flashcards throughout the house.)
69. Watch a favorite movie or cartoon in a different language. (Most DVDs have other
language options.)
70. Watch a favorite movie or cartoon on mute and make up your own dialogue.
71. Watch cooking videos online for making food from another country. Try to make the
72. Have an untimed Iron Chef contest with the whole family. Choose an ingredient, and
everyone makes a different dish.
73. Write a letter to your grandparents or other relatives or friends. Address the envelope, buy
a stamp through the machine at the post office and mail it.
74. Many online sites help you find an international pen pal. Before signing up anywhere,
have a discussion about how to be safe online with strangers and make sure the site
you’re using has safeguards.
75. Do puzzles and wordfinds.
76. Learn a new chore.
77. Have a contest to see who can match the most socks from that basket full of dryer sock
78. Take an online course at Coursera or EdX.
79. Start your own YouTube channel. Come up with a theme and use a smartphone to record
your video. (Again, have a conversation about being safe online first, and use privacy
controls as needed.)
80. Do yoga! Plenty of videos on streaming services and online video sites can lead you
through a virtual class.
81. Create an outdoor obstacle course. Use old toys or things you find in your garage and
google online suggestions for specific obstacles.
82. If you have the food items to do so, cook meals you can freeze and heat up later.
83. Do jigsaw puzzles. Don’t have any at home and don’t want to spend the money? Then
create your own: Draw or paint a picture. Glue it to the cardboard from a box. Print and
use an online template to cut out the pieces.
84. Go geocaching! Many smartphone apps and online sites can show you how. Just stay
6-10 feet away from others.

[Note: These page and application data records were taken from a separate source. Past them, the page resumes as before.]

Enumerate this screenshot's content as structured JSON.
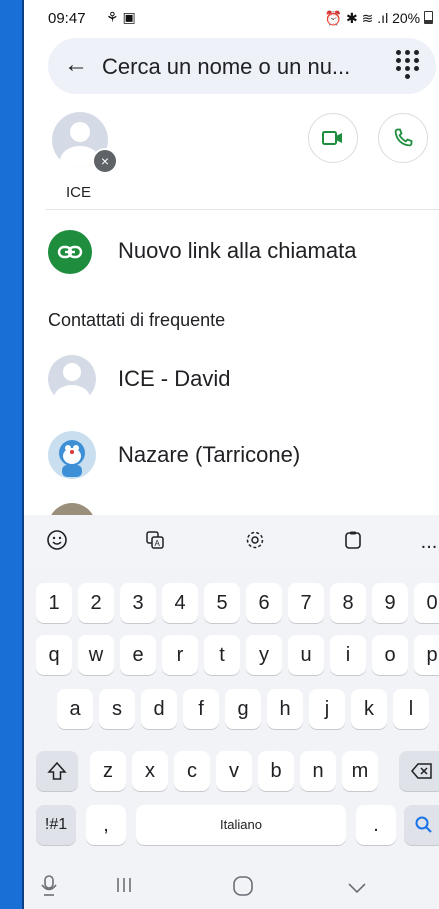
{
  "status": {
    "time": "09:47",
    "left_icons": "⚘ ▣",
    "right_icons": "⏰ ✱ ≋ .ıl",
    "battery": "20%"
  },
  "search": {
    "placeholder": "Cerca un nome o un nu..."
  },
  "top_contact": {
    "name": "ICE"
  },
  "new_link": {
    "label": "Nuovo link alla chiamata"
  },
  "frequent": {
    "title": "Contattati di frequente",
    "items": [
      {
        "name": "ICE - David"
      },
      {
        "name": "Nazare (Tarricone)"
      }
    ]
  },
  "keyboard": {
    "toolbar_more": "...",
    "number_row": [
      "1",
      "2",
      "3",
      "4",
      "5",
      "6",
      "7",
      "8",
      "9",
      "0"
    ],
    "row1": [
      "q",
      "w",
      "e",
      "r",
      "t",
      "y",
      "u",
      "i",
      "o",
      "p"
    ],
    "row2": [
      "a",
      "s",
      "d",
      "f",
      "g",
      "h",
      "j",
      "k",
      "l"
    ],
    "row3": [
      "z",
      "x",
      "c",
      "v",
      "b",
      "n",
      "m"
    ],
    "symbols_key": "!#1",
    "comma_key": ",",
    "space_label": "Italiano",
    "period_key": "."
  },
  "colors": {
    "accent_green": "#1e8e3e",
    "frame_blue": "#1a6fd6"
  }
}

85. Do a household scavenger hunt.
86. Do a local road trip scavenger hunt. Pinterest has loads of ready-to-print ideas.
87. Do a backyard or park scavenger hunt.

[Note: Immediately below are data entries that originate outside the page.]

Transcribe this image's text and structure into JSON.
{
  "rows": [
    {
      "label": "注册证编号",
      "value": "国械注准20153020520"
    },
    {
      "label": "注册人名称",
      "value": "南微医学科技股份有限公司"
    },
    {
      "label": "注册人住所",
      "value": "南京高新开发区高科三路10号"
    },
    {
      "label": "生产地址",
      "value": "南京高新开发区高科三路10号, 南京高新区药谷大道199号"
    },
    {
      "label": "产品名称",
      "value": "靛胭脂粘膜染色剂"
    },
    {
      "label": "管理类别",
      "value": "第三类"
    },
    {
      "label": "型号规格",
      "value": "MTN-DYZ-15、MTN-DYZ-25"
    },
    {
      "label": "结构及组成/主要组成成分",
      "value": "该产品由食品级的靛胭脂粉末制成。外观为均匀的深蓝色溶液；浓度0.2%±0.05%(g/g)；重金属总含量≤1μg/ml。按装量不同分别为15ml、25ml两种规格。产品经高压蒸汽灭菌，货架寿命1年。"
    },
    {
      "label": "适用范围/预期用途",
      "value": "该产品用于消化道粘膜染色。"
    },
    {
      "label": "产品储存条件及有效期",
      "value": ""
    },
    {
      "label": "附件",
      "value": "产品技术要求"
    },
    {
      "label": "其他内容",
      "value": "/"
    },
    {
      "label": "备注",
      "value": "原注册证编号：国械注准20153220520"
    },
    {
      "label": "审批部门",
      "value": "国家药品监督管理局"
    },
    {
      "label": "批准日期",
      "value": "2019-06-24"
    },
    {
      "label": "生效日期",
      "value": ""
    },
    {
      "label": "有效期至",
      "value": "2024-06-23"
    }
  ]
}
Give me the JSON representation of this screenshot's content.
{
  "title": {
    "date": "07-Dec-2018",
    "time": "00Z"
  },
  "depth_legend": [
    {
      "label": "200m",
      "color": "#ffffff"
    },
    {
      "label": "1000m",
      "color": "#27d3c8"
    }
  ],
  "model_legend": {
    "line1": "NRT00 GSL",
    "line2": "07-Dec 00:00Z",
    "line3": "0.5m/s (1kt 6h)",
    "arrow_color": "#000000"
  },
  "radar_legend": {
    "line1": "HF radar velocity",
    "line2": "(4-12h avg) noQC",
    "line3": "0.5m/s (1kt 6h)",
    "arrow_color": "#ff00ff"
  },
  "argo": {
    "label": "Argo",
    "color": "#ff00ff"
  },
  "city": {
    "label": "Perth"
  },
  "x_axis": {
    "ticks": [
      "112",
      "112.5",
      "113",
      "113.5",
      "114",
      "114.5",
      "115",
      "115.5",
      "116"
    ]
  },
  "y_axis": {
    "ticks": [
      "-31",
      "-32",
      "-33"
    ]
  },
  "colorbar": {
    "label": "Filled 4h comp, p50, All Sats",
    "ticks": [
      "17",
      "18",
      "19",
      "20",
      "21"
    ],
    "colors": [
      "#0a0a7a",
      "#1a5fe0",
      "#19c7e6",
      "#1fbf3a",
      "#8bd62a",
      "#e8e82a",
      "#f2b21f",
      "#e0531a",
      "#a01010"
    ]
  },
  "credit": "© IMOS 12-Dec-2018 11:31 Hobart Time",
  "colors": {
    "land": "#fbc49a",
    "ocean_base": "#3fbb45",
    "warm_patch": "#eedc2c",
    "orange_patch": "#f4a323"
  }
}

88. Fill up a squirt bottle with water and squirt it at cars, trees, backyard objects and each
89. Make art from stickers and construction paper.
90. Got a lot of boxes laying around from package deliveries? Make box towers or forts.
91. Who can build the tallest or sturdiest structure from sticks and rocks outside?
92. Play dress-up. (Need a break? Take your favorite outfits out of the closet and then let
your kids run wild with what’s left.)
93. Hide and seek with objects: One person hides the object in the house, and the others have
to find it.
94. Play with your pets.
95. Foster an animal from the local shelter. Use it as an opportunity to see if your children
can learn the responsibility to care for a new pet.
96. Practice your instrument, sport skills, choir songs, math or other skills.
97. Learn specific stances and basic positions for karate, Taekwondo or another martial art by
following YouTube videos. (Definitely requires supervision.)
98. Create a home movie with your smartphone video.
99. Check out Princess Awesome’s Google doc list here.
100. Learn how to draw at Art for Kids Hub on YouTube.
101. Learn about and then practice the Five Tibetan Rites.
102. The Story Pirates podcast includes writing prompts with each episode.
103. Get active and mindful with GoNoodle.
104. Learn to sew. Dozens of online sites and YouTube videos are specifically aimed at
teaching kids to sew.
105. Pick a favorite song. Choreograph a dance routine to it.
106. Have Nerf guns or something similar? Have a Nerf battle.
107. Are you a member of Girl Scouts, Boy Scouts, 4H, Campfire or a similar organization?
See if there are badges you can work on at home.
108. Start an online blog.
109. Learn about maps and make a map of your neighborhood.
110. Make jewelry. Order a kit online or use materials from around the house.